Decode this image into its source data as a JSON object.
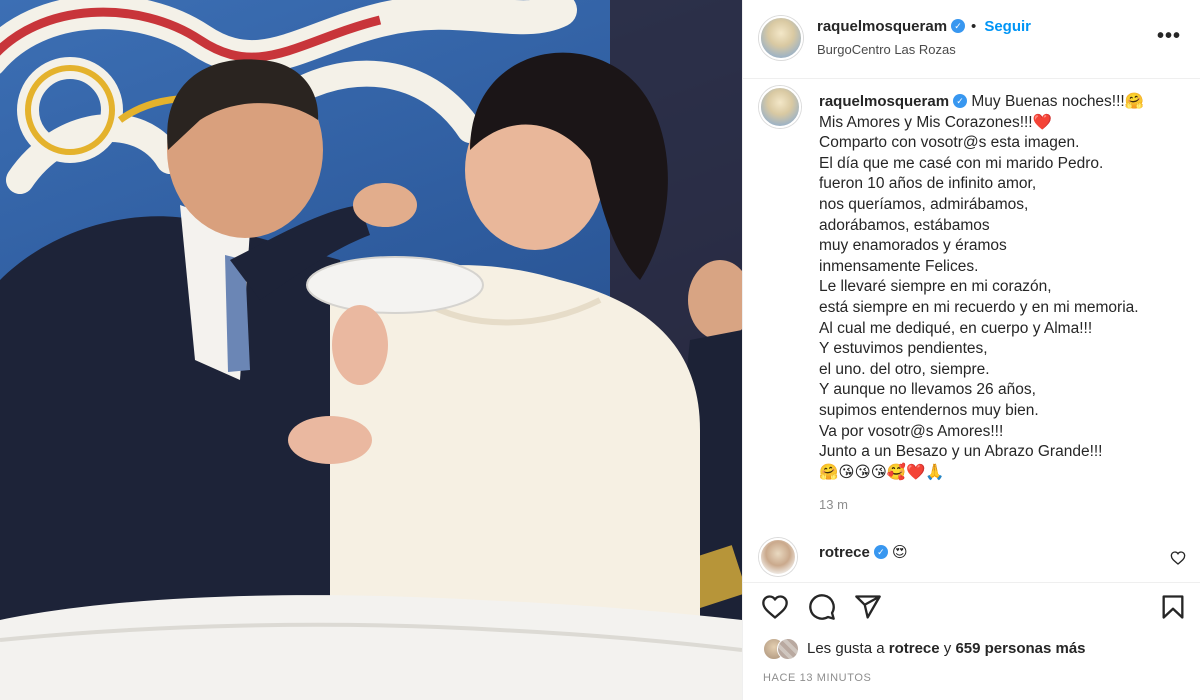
{
  "post": {
    "username": "raquelmosqueram",
    "follow_label": "Seguir",
    "location": "BurgoCentro Las Rozas",
    "more_label": "•••",
    "caption_lines": [
      "Muy Buenas noches!!!🤗",
      "Mis Amores y Mis Corazones!!!❤️",
      "Comparto con vosotr@s esta imagen.",
      "El día que me casé con mi marido Pedro.",
      "fueron 10 años de infinito amor,",
      "nos queríamos, admirábamos,",
      "adorábamos, estábamos",
      "muy enamorados y éramos",
      "inmensamente Felices.",
      "Le llevaré siempre en mi corazón,",
      "está siempre en mi recuerdo y en mi memoria.",
      "Al cual me dediqué, en cuerpo y Alma!!!",
      "Y estuvimos pendientes,",
      "el uno. del otro, siempre.",
      "Y aunque no llevamos 26 años,",
      "supimos entendernos muy bien.",
      "Va por vosotr@s Amores!!!",
      "Junto a un Besazo y un Abrazo Grande!!!",
      "🤗😘😘😘🥰❤️🙏"
    ],
    "caption_time": "13 m",
    "comment": {
      "username": "rotrece",
      "text": "😍"
    },
    "likes": {
      "prefix": "Les gusta a",
      "user": "rotrece",
      "connector": "y",
      "count": "659 personas más"
    },
    "timestamp": "HACE 13 MINUTOS"
  },
  "colors": {
    "accent": "#0095f6",
    "verified": "#3897f0",
    "text": "#262626",
    "muted": "#8e8e8e"
  },
  "icons": [
    "verified-badge-icon",
    "more-options-icon",
    "heart-icon",
    "comment-icon",
    "share-icon",
    "save-icon"
  ]
}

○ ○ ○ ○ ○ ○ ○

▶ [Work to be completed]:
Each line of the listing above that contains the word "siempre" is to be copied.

▶ [Exercise output]:
      "Le llevaré siempre en mi corazón,",
      "está siempre en mi recuerdo y en mi memoria.",
      "el uno. del otro, siempre.",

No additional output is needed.